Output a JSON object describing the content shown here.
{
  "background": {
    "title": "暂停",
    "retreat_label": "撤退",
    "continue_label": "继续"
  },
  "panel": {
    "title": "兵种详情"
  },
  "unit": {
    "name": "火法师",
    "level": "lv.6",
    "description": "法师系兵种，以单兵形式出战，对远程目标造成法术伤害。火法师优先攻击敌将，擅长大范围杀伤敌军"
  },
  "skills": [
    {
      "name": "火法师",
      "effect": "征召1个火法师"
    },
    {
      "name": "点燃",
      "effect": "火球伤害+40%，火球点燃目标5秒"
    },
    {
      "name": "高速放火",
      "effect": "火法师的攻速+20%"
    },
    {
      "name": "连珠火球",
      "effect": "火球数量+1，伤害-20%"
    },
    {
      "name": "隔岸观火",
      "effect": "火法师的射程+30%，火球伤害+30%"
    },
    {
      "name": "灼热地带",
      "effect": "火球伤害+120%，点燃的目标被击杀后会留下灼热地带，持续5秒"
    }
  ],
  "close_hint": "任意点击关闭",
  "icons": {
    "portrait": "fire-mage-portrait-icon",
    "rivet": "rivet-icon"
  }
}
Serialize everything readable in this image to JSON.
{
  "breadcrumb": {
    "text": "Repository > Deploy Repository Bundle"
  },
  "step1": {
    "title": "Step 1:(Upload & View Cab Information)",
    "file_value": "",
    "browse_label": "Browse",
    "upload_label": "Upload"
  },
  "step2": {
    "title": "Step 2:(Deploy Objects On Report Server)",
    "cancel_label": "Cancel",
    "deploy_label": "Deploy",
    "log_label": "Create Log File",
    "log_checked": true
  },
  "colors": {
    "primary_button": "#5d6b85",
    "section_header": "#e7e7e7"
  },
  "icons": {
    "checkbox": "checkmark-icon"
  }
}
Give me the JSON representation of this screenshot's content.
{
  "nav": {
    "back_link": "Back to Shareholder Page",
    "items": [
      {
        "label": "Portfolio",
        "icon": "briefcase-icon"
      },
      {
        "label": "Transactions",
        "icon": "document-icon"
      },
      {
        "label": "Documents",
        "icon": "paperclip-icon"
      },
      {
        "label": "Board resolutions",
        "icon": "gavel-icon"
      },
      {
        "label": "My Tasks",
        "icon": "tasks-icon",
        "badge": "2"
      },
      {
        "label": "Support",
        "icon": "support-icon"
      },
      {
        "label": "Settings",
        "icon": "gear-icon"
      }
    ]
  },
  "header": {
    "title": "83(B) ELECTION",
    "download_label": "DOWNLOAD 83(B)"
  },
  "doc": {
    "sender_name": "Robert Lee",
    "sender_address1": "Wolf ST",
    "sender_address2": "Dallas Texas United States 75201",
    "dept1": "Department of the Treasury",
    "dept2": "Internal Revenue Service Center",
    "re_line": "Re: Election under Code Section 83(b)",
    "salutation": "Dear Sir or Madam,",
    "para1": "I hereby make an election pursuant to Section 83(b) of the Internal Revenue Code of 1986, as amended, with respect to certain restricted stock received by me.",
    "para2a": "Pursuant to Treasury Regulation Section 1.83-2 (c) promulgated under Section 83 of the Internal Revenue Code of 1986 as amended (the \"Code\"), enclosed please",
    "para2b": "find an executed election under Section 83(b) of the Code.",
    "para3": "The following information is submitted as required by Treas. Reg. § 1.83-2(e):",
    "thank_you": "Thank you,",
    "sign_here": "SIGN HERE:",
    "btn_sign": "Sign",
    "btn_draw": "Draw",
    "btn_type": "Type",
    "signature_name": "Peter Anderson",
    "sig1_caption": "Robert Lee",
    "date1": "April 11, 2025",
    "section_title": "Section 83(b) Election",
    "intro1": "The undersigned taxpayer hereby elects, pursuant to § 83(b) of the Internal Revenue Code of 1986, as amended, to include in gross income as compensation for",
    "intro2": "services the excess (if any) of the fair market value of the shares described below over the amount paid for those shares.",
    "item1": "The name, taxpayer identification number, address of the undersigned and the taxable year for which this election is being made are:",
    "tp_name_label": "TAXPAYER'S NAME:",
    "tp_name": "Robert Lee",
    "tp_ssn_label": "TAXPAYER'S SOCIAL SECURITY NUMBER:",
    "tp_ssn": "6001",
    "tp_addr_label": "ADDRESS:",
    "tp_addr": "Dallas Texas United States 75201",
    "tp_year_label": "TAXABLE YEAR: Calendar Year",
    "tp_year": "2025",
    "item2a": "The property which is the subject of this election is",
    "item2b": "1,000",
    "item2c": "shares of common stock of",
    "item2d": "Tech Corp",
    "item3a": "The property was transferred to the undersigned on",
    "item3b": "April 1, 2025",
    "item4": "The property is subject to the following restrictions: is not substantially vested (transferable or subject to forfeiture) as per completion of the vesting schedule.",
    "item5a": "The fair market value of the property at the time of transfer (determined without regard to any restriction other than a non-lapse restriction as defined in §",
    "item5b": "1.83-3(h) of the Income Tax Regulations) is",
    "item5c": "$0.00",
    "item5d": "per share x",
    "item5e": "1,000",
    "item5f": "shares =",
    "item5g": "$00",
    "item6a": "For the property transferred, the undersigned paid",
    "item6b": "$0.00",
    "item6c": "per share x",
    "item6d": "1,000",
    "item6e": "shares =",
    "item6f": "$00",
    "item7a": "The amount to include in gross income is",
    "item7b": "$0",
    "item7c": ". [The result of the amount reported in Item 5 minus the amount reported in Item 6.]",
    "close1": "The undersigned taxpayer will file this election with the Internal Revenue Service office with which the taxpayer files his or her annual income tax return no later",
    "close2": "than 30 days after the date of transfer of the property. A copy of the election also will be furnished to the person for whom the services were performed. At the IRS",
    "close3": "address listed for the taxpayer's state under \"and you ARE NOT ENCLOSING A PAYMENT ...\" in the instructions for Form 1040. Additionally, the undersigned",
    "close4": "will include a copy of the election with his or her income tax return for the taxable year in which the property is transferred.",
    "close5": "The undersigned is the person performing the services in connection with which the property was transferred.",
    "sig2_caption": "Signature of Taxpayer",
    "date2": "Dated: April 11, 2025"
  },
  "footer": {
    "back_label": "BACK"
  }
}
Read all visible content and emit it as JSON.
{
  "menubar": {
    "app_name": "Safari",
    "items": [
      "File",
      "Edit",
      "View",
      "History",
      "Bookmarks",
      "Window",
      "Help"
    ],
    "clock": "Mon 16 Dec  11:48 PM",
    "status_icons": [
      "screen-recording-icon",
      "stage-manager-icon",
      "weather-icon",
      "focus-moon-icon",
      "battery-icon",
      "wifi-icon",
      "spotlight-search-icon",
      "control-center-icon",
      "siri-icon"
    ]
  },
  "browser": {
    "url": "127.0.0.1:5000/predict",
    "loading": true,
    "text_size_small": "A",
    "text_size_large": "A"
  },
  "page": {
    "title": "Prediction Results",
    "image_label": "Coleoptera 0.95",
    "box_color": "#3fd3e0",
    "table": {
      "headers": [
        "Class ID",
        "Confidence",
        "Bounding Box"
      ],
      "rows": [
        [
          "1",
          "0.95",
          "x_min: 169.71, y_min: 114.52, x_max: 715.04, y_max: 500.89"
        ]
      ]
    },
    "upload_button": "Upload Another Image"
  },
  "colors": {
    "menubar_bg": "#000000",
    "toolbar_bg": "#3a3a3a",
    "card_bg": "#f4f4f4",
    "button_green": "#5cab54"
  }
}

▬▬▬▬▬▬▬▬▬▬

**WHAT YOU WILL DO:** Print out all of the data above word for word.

**RESPONSE TO THE TASK:**
Output a JSON object describing the content shown here.
{
  "background": {
    "title": "暂停",
    "retreat_label": "撤退",
    "continue_label": "继续"
  },
  "panel": {
    "title": "兵种详情"
  },
  "unit": {
    "name": "火法师",
    "level": "lv.6",
    "description": "法师系兵种，以单兵形式出战，对远程目标造成法术伤害。火法师优先攻击敌将，擅长大范围杀伤敌军"
  },
  "skills": [
    {
      "name": "火法师",
      "effect": "征召1个火法师"
    },
    {
      "name": "点燃",
      "effect": "火球伤害+40%，火球点燃目标5秒"
    },
    {
      "name": "高速放火",
      "effect": "火法师的攻速+20%"
    },
    {
      "name": "连珠火球",
      "effect": "火球数量+1，伤害-20%"
    },
    {
      "name": "隔岸观火",
      "effect": "火法师的射程+30%，火球伤害+30%"
    },
    {
      "name": "灼热地带",
      "effect": "火球伤害+120%，点燃的目标被击杀后会留下灼热地带，持续5秒"
    }
  ],
  "close_hint": "任意点击关闭",
  "icons": {
    "portrait": "fire-mage-portrait-icon",
    "rivet": "rivet-icon"
  }
}
Serialize everything readable in this image to JSON.
{
  "breadcrumb": {
    "text": "Repository > Deploy Repository Bundle"
  },
  "step1": {
    "title": "Step 1:(Upload & View Cab Information)",
    "file_value": "",
    "browse_label": "Browse",
    "upload_label": "Upload"
  },
  "step2": {
    "title": "Step 2:(Deploy Objects On Report Server)",
    "cancel_label": "Cancel",
    "deploy_label": "Deploy",
    "log_label": "Create Log File",
    "log_checked": true
  },
  "colors": {
    "primary_button": "#5d6b85",
    "section_header": "#e7e7e7"
  },
  "icons": {
    "checkbox": "checkmark-icon"
  }
}
Give me the JSON representation of this screenshot's content.
{
  "nav": {
    "back_link": "Back to Shareholder Page",
    "items": [
      {
        "label": "Portfolio",
        "icon": "briefcase-icon"
      },
      {
        "label": "Transactions",
        "icon": "document-icon"
      },
      {
        "label": "Documents",
        "icon": "paperclip-icon"
      },
      {
        "label": "Board resolutions",
        "icon": "gavel-icon"
      },
      {
        "label": "My Tasks",
        "icon": "tasks-icon",
        "badge": "2"
      },
      {
        "label": "Support",
        "icon": "support-icon"
      },
      {
        "label": "Settings",
        "icon": "gear-icon"
      }
    ]
  },
  "header": {
    "title": "83(B) ELECTION",
    "download_label": "DOWNLOAD 83(B)"
  },
  "doc": {
    "sender_name": "Robert Lee",
    "sender_address1": "Wolf ST",
    "sender_address2": "Dallas Texas United States 75201",
    "dept1": "Department of the Treasury",
    "dept2": "Internal Revenue Service Center",
    "re_line": "Re: Election under Code Section 83(b)",
    "salutation": "Dear Sir or Madam,",
    "para1": "I hereby make an election pursuant to Section 83(b) of the Internal Revenue Code of 1986, as amended, with respect to certain restricted stock received by me.",
    "para2a": "Pursuant to Treasury Regulation Section 1.83-2 (c) promulgated under Section 83 of the Internal Revenue Code of 1986 as amended (the \"Code\"), enclosed please",
    "para2b": "find an executed election under Section 83(b) of the Code.",
    "para3": "The following information is submitted as required by Treas. Reg. § 1.83-2(e):",
    "thank_you": "Thank you,",
    "sign_here": "SIGN HERE:",
    "btn_sign": "Sign",
    "btn_draw": "Draw",
    "btn_type": "Type",
    "signature_name": "Peter Anderson",
    "sig1_caption": "Robert Lee",
    "date1": "April 11, 2025",
    "section_title": "Section 83(b) Election",
    "intro1": "The undersigned taxpayer hereby elects, pursuant to § 83(b) of the Internal Revenue Code of 1986, as amended, to include in gross income as compensation for",
    "intro2": "services the excess (if any) of the fair market value of the shares described below over the amount paid for those shares.",
    "item1": "The name, taxpayer identification number, address of the undersigned and the taxable year for which this election is being made are:",
    "tp_name_label": "TAXPAYER'S NAME:",
    "tp_name": "Robert Lee",
    "tp_ssn_label": "TAXPAYER'S SOCIAL SECURITY NUMBER:",
    "tp_ssn": "6001",
    "tp_addr_label": "ADDRESS:",
    "tp_addr": "Dallas Texas United States 75201",
    "tp_year_label": "TAXABLE YEAR: Calendar Year",
    "tp_year": "2025",
    "item2a": "The property which is the subject of this election is",
    "item2b": "1,000",
    "item2c": "shares of common stock of",
    "item2d": "Tech Corp",
    "item3a": "The property was transferred to the undersigned on",
    "item3b": "April 1, 2025",
    "item4": "The property is subject to the following restrictions: is not substantially vested (transferable or subject to forfeiture) as per completion of the vesting schedule.",
    "item5a": "The fair market value of the property at the time of transfer (determined without regard to any restriction other than a non-lapse restriction as defined in §",
    "item5b": "1.83-3(h) of the Income Tax Regulations) is",
    "item5c": "$0.00",
    "item5d": "per share x",
    "item5e": "1,000",
    "item5f": "shares =",
    "item5g": "$00",
    "item6a": "For the property transferred, the undersigned paid",
    "item6b": "$0.00",
    "item6c": "per share x",
    "item6d": "1,000",
    "item6e": "shares =",
    "item6f": "$00",
    "item7a": "The amount to include in gross income is",
    "item7b": "$0",
    "item7c": ". [The result of the amount reported in Item 5 minus the amount reported in Item 6.]",
    "close1": "The undersigned taxpayer will file this election with the Internal Revenue Service office with which the taxpayer files his or her annual income tax return no later",
    "close2": "than 30 days after the date of transfer of the property. A copy of the election also will be furnished to the person for whom the services were performed. At the IRS",
    "close3": "address listed for the taxpayer's state under \"and you ARE NOT ENCLOSING A PAYMENT ...\" in the instructions for Form 1040. Additionally, the undersigned",
    "close4": "will include a copy of the election with his or her income tax return for the taxable year in which the property is transferred.",
    "close5": "The undersigned is the person performing the services in connection with which the property was transferred.",
    "sig2_caption": "Signature of Taxpayer",
    "date2": "Dated: April 11, 2025"
  },
  "footer": {
    "back_label": "BACK"
  }
}
Read all visible content and emit it as JSON.
{
  "menubar": {
    "app_name": "Safari",
    "items": [
      "File",
      "Edit",
      "View",
      "History",
      "Bookmarks",
      "Window",
      "Help"
    ],
    "clock": "Mon 16 Dec  11:48 PM",
    "status_icons": [
      "screen-recording-icon",
      "stage-manager-icon",
      "weather-icon",
      "focus-moon-icon",
      "battery-icon",
      "wifi-icon",
      "spotlight-search-icon",
      "control-center-icon",
      "siri-icon"
    ]
  },
  "browser": {
    "url": "127.0.0.1:5000/predict",
    "loading": true,
    "text_size_small": "A",
    "text_size_large": "A"
  },
  "page": {
    "title": "Prediction Results",
    "image_label": "Coleoptera 0.95",
    "box_color": "#3fd3e0",
    "table": {
      "headers": [
        "Class ID",
        "Confidence",
        "Bounding Box"
      ],
      "rows": [
        [
          "1",
          "0.95",
          "x_min: 169.71, y_min: 114.52, x_max: 715.04, y_max: 500.89"
        ]
      ]
    },
    "upload_button": "Upload Another Image"
  },
  "colors": {
    "menubar_bg": "#000000",
    "toolbar_bg": "#3a3a3a",
    "card_bg": "#f4f4f4",
    "button_green": "#5cab54"
  }
}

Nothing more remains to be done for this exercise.